* EXTRACTED INFORMATION
*-*-*
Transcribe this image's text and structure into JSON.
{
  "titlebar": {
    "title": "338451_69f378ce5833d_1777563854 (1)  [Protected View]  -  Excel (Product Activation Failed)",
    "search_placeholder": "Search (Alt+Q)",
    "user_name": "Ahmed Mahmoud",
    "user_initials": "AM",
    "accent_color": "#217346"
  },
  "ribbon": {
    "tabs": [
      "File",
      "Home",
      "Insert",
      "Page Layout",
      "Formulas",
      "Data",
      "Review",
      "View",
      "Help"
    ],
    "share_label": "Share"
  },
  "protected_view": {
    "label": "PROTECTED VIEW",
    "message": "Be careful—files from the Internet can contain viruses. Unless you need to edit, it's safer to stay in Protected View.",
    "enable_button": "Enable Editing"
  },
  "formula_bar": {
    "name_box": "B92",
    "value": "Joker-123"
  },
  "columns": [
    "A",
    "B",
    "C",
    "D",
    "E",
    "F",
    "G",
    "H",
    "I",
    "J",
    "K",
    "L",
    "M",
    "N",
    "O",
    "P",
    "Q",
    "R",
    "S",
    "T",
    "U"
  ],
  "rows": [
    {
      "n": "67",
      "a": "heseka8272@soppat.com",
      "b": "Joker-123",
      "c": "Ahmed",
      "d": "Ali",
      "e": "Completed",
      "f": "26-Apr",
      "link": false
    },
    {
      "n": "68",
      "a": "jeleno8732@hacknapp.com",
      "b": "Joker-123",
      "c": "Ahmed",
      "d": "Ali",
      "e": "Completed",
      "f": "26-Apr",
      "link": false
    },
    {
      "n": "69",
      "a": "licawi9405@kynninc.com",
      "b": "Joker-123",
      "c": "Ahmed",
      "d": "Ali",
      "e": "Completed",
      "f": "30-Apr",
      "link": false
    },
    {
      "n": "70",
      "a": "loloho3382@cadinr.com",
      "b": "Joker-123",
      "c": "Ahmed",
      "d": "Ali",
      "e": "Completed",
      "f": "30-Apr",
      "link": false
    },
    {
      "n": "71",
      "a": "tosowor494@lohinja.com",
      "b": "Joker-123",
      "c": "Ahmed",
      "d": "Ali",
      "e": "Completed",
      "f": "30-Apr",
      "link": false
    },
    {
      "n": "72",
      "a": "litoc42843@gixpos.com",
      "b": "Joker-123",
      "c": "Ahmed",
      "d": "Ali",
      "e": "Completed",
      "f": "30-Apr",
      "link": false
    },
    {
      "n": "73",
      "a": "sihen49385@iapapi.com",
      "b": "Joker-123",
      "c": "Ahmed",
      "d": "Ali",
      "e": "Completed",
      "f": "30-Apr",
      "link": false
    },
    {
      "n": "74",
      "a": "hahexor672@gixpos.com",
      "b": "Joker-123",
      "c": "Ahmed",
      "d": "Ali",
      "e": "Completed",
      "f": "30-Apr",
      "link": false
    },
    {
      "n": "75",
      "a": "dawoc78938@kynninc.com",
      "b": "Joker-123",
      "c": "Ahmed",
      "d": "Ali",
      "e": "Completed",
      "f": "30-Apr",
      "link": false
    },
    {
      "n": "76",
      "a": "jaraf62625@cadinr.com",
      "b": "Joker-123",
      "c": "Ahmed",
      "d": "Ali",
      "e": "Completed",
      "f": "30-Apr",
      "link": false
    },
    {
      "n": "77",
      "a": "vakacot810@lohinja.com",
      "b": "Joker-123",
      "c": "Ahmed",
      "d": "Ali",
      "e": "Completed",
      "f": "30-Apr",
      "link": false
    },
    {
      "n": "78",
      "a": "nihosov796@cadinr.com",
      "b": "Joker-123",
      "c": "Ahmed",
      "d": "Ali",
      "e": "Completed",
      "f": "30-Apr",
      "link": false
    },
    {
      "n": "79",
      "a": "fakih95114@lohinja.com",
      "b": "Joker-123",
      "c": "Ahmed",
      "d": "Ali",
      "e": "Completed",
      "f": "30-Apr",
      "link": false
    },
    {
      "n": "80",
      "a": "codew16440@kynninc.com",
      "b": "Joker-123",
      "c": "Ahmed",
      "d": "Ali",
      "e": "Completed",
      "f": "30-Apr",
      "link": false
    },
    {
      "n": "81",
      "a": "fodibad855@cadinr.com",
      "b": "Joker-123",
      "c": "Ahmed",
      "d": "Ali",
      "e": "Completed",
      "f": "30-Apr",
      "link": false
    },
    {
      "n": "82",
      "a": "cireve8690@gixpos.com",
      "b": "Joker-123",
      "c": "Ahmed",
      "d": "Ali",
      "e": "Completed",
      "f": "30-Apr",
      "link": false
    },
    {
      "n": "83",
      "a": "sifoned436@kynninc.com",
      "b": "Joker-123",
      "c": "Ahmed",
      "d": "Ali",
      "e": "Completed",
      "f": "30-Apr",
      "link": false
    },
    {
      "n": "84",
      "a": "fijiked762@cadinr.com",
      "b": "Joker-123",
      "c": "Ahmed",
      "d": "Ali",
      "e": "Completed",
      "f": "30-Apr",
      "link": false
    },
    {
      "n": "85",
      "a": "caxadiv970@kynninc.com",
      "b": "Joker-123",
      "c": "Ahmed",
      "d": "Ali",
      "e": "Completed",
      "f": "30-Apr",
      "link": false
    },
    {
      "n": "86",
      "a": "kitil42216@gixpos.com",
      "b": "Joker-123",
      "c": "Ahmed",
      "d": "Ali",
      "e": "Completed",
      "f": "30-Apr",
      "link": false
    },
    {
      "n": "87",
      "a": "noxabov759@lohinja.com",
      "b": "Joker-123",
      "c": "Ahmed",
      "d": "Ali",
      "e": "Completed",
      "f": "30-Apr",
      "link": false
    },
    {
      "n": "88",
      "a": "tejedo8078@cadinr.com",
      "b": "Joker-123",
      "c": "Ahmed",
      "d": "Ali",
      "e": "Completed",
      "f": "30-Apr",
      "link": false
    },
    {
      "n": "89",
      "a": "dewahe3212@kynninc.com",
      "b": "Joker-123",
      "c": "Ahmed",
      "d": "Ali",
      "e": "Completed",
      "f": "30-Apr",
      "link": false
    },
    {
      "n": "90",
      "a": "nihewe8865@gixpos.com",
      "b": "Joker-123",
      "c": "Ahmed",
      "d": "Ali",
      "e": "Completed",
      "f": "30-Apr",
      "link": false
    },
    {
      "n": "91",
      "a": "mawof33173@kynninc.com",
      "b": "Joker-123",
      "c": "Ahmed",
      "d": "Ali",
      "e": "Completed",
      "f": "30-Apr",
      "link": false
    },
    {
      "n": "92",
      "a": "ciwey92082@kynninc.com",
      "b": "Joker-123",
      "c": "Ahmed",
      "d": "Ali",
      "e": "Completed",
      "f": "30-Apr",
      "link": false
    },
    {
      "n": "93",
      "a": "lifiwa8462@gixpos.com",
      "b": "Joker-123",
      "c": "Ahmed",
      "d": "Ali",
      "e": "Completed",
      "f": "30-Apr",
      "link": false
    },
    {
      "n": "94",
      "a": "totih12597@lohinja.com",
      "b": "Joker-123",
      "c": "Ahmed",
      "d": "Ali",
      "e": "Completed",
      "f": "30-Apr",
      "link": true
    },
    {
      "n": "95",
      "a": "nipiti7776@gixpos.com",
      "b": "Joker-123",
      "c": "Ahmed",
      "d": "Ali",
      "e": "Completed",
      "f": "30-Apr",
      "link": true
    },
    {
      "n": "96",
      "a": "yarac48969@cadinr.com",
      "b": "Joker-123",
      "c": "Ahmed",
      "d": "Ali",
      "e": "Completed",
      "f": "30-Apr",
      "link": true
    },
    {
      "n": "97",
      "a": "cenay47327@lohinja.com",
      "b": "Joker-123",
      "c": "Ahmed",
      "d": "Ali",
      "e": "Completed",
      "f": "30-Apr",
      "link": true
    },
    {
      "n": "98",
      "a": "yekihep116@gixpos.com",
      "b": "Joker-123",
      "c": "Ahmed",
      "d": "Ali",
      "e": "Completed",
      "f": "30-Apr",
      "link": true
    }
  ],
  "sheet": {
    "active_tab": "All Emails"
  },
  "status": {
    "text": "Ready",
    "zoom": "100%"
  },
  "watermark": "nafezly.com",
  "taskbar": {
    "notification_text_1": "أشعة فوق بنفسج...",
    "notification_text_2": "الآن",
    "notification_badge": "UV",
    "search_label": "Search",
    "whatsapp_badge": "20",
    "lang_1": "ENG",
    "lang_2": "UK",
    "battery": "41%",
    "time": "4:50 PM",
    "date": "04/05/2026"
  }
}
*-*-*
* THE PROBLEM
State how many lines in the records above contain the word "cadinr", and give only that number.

* RESPONSE TO THE TASK
7